Has technology in our schools come upon a significant barrier? Is it the schools themselves? Technology can improve learning, but we may never reach its full value if the context where it is used—the school—does not significantly change as well. There are efforts underway to change schools, but we still have to ask if they are enough. Read here about what it will take to change the game!
For many companies, adapting eLearning content for use on smartphones is a first small step in providing learning content for mobile (mLearning). While redesign is always the best option, this article digs into deeper levels of adaptation and offers detailed guidance on ways to create effective mLearning from existing materials. And remember: Mistakes are your friends.
by William West
The commitment to outsourcing means risking your reputation and success if not done right the first time. How do you spot a vendor’s weaknesses? How do you identify a mismatch before it’s too late? What about pricing? Here are the tips you need in this situation.
by Patti Shank
When experts use the term “informal learning,” they don’t mean exactly the same thing eLearning and learning practitioners do. The latest eLearning Guild research report “Informal Learning Takes Off,” written by Jane Hart, highlights the differences as well as some innovative approaches you may want to try.
by News Editor
In Boston, September 8 & 9, Kryon Systems, a leader in performance support and process automation, will share the latest performance support best practices and real-life examples. Read about these sessions, about Kryon, and about Leo, their performance support suite!
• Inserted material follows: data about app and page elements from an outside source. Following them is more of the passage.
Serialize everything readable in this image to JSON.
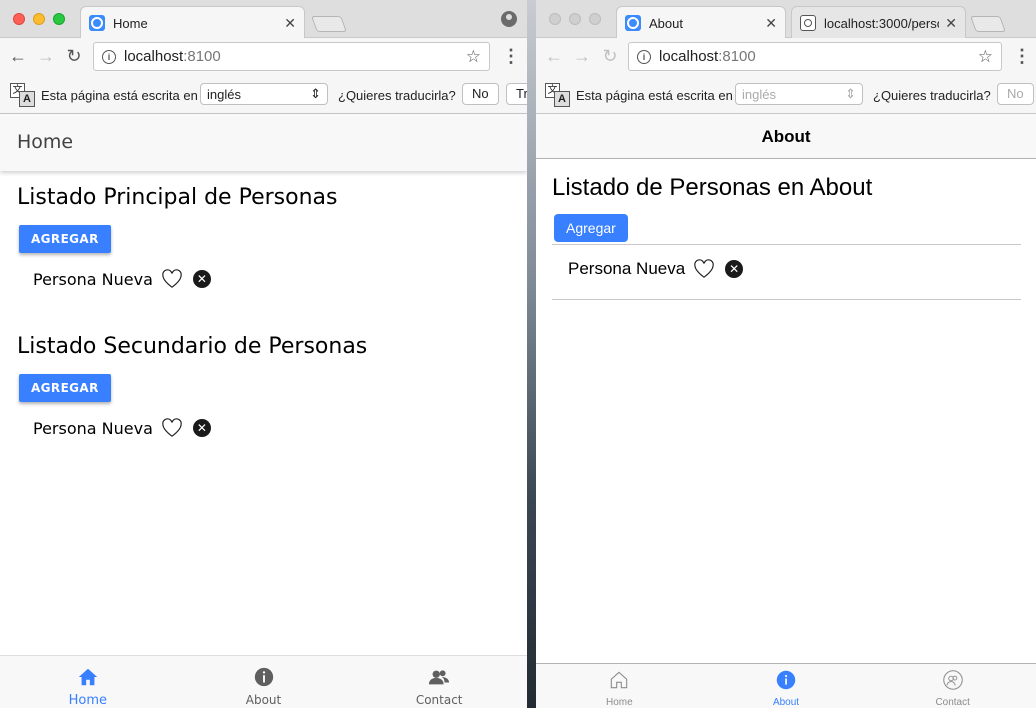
{
  "left_window": {
    "tab": {
      "title": "Home"
    },
    "address": {
      "host": "localhost",
      "port": ":8100"
    },
    "translate_bar": {
      "message": "Esta página está escrita en",
      "language": "inglés",
      "question": "¿Quieres traducirla?",
      "no_label": "No",
      "translate_label": "Tr"
    },
    "app": {
      "header_title": "Home",
      "sections": [
        {
          "title": "Listado Principal de Personas",
          "add_label": "AGREGAR",
          "person": "Persona Nueva"
        },
        {
          "title": "Listado Secundario de Personas",
          "add_label": "AGREGAR",
          "person": "Persona Nueva"
        }
      ],
      "tabs": [
        {
          "label": "Home",
          "icon": "home-icon",
          "active": true
        },
        {
          "label": "About",
          "icon": "info-icon",
          "active": false
        },
        {
          "label": "Contact",
          "icon": "contacts-icon",
          "active": false
        }
      ]
    }
  },
  "right_window": {
    "tabs": [
      {
        "title": "About"
      },
      {
        "title": "localhost:3000/perso"
      }
    ],
    "address": {
      "host": "localhost",
      "port": ":8100"
    },
    "translate_bar": {
      "message": "Esta página está escrita en",
      "language": "inglés",
      "question": "¿Quieres traducirla?",
      "no_label": "No"
    },
    "app": {
      "header_title": "About",
      "list_title": "Listado de Personas en About",
      "add_label": "Agregar",
      "person": "Persona Nueva",
      "tabs": [
        {
          "label": "Home",
          "icon": "home-outline-icon",
          "active": false
        },
        {
          "label": "About",
          "icon": "info-icon",
          "active": true
        },
        {
          "label": "Contact",
          "icon": "contacts-outline-icon",
          "active": false
        }
      ]
    }
  },
  "colors": {
    "primary": "#3880ff",
    "tab_inactive": "#5f5f5f"
  }
}
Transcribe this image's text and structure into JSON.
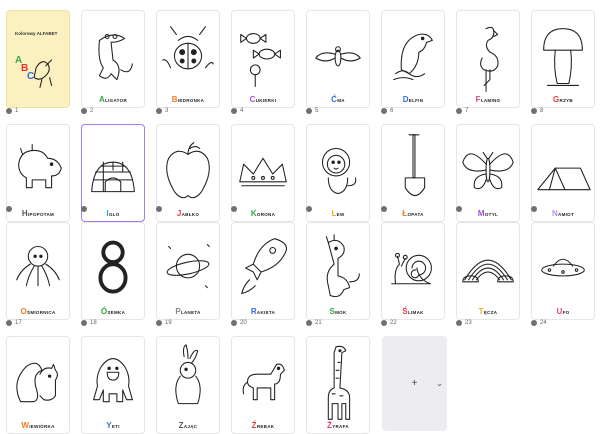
{
  "cards": [
    {
      "num": "1",
      "kind": "cover",
      "title": "Kolorowy ALFABET",
      "cover_letters": [
        {
          "ch": "A",
          "color": "#3aa84a"
        },
        {
          "ch": "B",
          "color": "#e53030"
        },
        {
          "ch": "C",
          "color": "#2e6fd8"
        }
      ]
    },
    {
      "num": "2",
      "kind": "crocodile",
      "initial": "A",
      "rest": "LIGATOR",
      "color": "#2fa847"
    },
    {
      "num": "3",
      "kind": "ladybug",
      "initial": "B",
      "rest": "IEDRONKA",
      "color": "#f07d24"
    },
    {
      "num": "4",
      "kind": "candy",
      "initial": "C",
      "rest": "UKIERKI",
      "color": "#b24dd8"
    },
    {
      "num": "5",
      "kind": "cicada",
      "initial": "Ć",
      "rest": "MA",
      "color": "#2e6fd8"
    },
    {
      "num": "6",
      "kind": "dolphin",
      "initial": "D",
      "rest": "ELFIN",
      "color": "#2e6fd8"
    },
    {
      "num": "7",
      "kind": "flamingo",
      "initial": "F",
      "rest": "LAMING",
      "color": "#e0457b"
    },
    {
      "num": "8",
      "kind": "mushroom",
      "initial": "G",
      "rest": "RZYB",
      "color": "#e23e3e"
    },
    {
      "num": "",
      "kind": "hippo",
      "initial": "H",
      "rest": "IPOPOTAM",
      "color": "#555555"
    },
    {
      "num": "",
      "kind": "igloo",
      "initial": "I",
      "rest": "GLO",
      "color": "#2aa8c8"
    },
    {
      "num": "",
      "kind": "apple",
      "initial": "J",
      "rest": "ABŁKO",
      "color": "#e23e3e"
    },
    {
      "num": "",
      "kind": "crown",
      "initial": "K",
      "rest": "ORONA",
      "color": "#2fa847"
    },
    {
      "num": "",
      "kind": "lion",
      "initial": "L",
      "rest": "EW",
      "color": "#f0b020"
    },
    {
      "num": "",
      "kind": "shovel",
      "initial": "Ł",
      "rest": "OPATA",
      "color": "#f07d24"
    },
    {
      "num": "",
      "kind": "butterfly",
      "initial": "M",
      "rest": "OTYL",
      "color": "#9a4fd0"
    },
    {
      "num": "",
      "kind": "tent",
      "initial": "N",
      "rest": "AMIOT",
      "color": "#b98fe8"
    },
    {
      "num": "17",
      "kind": "octopus",
      "initial": "O",
      "rest": "ŚMIORNICA",
      "color": "#f07d24"
    },
    {
      "num": "18",
      "kind": "eight",
      "initial": "Ó",
      "rest": "SEMKA",
      "color": "#2fa847"
    },
    {
      "num": "19",
      "kind": "planet",
      "initial": "P",
      "rest": "LANETA",
      "color": "#888888"
    },
    {
      "num": "20",
      "kind": "rocket",
      "initial": "R",
      "rest": "AKIETA",
      "color": "#2e6fd8"
    },
    {
      "num": "21",
      "kind": "dragon",
      "initial": "S",
      "rest": "MOK",
      "color": "#2fa847"
    },
    {
      "num": "22",
      "kind": "snail",
      "initial": "Ś",
      "rest": "LIMAK",
      "color": "#e23e3e"
    },
    {
      "num": "23",
      "kind": "rainbow",
      "initial": "T",
      "rest": "ĘCZA",
      "color": "#f0b020"
    },
    {
      "num": "24",
      "kind": "ufo",
      "initial": "U",
      "rest": "FO",
      "color": "#e0457b"
    },
    {
      "num": "",
      "kind": "squirrel",
      "initial": "W",
      "rest": "IEWIÓRKA",
      "color": "#f07d24"
    },
    {
      "num": "",
      "kind": "yeti",
      "initial": "Y",
      "rest": "ETI",
      "color": "#2e6fd8"
    },
    {
      "num": "",
      "kind": "hare",
      "initial": "Z",
      "rest": "AJĄC",
      "color": "#555555"
    },
    {
      "num": "",
      "kind": "horse",
      "initial": "Ź",
      "rest": "REBAK",
      "color": "#e23e3e"
    },
    {
      "num": "",
      "kind": "giraffe",
      "initial": "Ż",
      "rest": "YRAFA",
      "color": "#e0457b"
    }
  ],
  "add_tile": {
    "plus": "+",
    "chevron": "⌄"
  }
}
Even when the eLearning is well-designed, after completing it employees will need support at the moment they are actually trying to use what they learned. However, there may be no manager or coach or peer expert available in that moment to help them. Performance support, especially delivered on a mobile device, may be the ideal solution for this problem. Read about it here!
by Art Kohn
Neuroscience has learned a lot about the way that the brain processes visual information. This article provides insights into the two distinct visual systems that operate concurrently and independently. Understanding these systems and how they work will provide instructional designers with important information bearing on ways to increase comprehension, retention, and transfer.